A Walmart spokesman said Wednesday that the company has no plans for either of the drone delivery systems at this time. The spokesman didn’t say whether Walmart has a timeline to begin testing deliveries by drone.
Both applications were filed in late March and published Oct. 3. According to the U.S. Patent and Trademark Office, patent applications are typically published 18 months after the filing date. There are exceptions, though, and filers can ask that applications be published sooner.
Most major retailers are exploring the use of autonomous delivery systems, including drones. Drugstore chain Walgreen Co. said last month that it will be the first in the U.S. to test on-demand drone delivery of select items. Deliveries to customers in Christiansburg, Va., are to start this month, Walgreen said.
To carry out the pilot project, Walgreen partnered with Wing Aviation LLC, a subsidiary of Google owner Alphabet. Wing is the first drone operator certified by the Federal Aviation Administration as an air carrier. Customers will place orders for medications, food and other wellness and convenience products using the Wing mobile app.
The test is being conducted through the U.S. Department of Transportation’s Unmanned Aircraft System Integration Pilot Program, created in 2017 to determine aviation regulations and safety protocols for the devices. Parcel carrier UPS Inc. also takes part in the program, and has said it will start a delivery subsidiary called Flight Forward Inc. once it obtains FAA certification.

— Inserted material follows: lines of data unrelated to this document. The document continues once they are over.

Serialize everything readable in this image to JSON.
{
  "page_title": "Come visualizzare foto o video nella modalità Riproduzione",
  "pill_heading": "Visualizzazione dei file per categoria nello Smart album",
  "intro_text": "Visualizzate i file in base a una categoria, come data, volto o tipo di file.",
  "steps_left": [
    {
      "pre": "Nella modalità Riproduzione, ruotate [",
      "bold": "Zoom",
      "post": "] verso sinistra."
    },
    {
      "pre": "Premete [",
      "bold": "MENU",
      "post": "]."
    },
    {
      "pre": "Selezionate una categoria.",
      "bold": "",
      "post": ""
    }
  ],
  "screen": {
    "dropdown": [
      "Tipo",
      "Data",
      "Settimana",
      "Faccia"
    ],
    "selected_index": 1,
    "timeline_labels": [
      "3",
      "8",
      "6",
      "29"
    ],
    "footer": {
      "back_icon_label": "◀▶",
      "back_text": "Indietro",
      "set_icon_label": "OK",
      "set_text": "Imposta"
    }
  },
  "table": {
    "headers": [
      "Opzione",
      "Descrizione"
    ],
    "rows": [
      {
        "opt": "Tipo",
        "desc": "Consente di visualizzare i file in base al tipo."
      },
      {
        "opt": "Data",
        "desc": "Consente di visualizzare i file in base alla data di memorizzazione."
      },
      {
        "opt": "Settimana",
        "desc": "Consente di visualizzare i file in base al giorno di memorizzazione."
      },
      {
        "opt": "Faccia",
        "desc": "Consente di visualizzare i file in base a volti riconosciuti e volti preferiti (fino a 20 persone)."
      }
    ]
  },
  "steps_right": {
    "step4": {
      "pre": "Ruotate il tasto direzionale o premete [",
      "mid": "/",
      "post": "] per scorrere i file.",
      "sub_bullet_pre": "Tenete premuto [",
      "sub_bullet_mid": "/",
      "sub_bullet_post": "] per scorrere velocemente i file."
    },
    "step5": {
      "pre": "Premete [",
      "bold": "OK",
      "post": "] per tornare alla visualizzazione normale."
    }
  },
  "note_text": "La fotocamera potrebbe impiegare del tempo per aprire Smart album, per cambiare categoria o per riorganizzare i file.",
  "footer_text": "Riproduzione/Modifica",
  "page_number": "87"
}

And Walmart’s e-commerce rival, Amazon.com, said in June that it will start testing drone delivery by the end of the year. Amazon claims its Amazon Prime Air delivery service will be able to fly packages weighing up to 5 pounds to customers within 30 minutes of ordering.

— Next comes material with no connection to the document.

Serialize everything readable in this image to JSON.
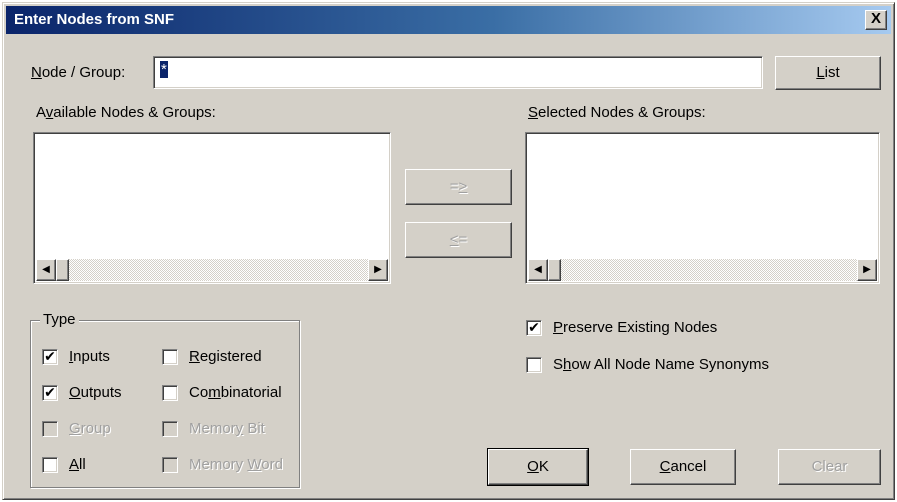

Fleets of delivery drones won’t be filling the skies any time soon, though. Jon Walker, who writes about emerging technologies for consulting firm Emerj Artificial Intelligence Research, said in a May article that there’s a big difference between a few carefully watched drones flying in a limited area and “potentially hundreds” flying in the same general area.
“Regular adoption of drone delivery will involve solving significant technical and legal challenges,” Walker said. “The biggest technical challenge is safety, and getting all the drones working in unison. Any drone flying over a highly populated area needs to be able to handle everything from trees to kites to freak events like an eagle dropping a fish it just caught.”
Walker said the FAA, NASA and various industry partners are working on a drone air traffic control system to keep all these aircraft flying safely in tandem. NASA wants to finish researching such a system by year’s end, he said, so the FAA can begin implementing it.
If the testing goes well, Walker said, “2020 is the earliest one could reasonably expect significant deployment in the United States. It might be more realistic to look around 2023 for regular drone deliveries to homes.”
Walker added, though, that if drone delivery is safely adopted at scale in other countries, “we can expect regulatory processes to speed up in the USA.”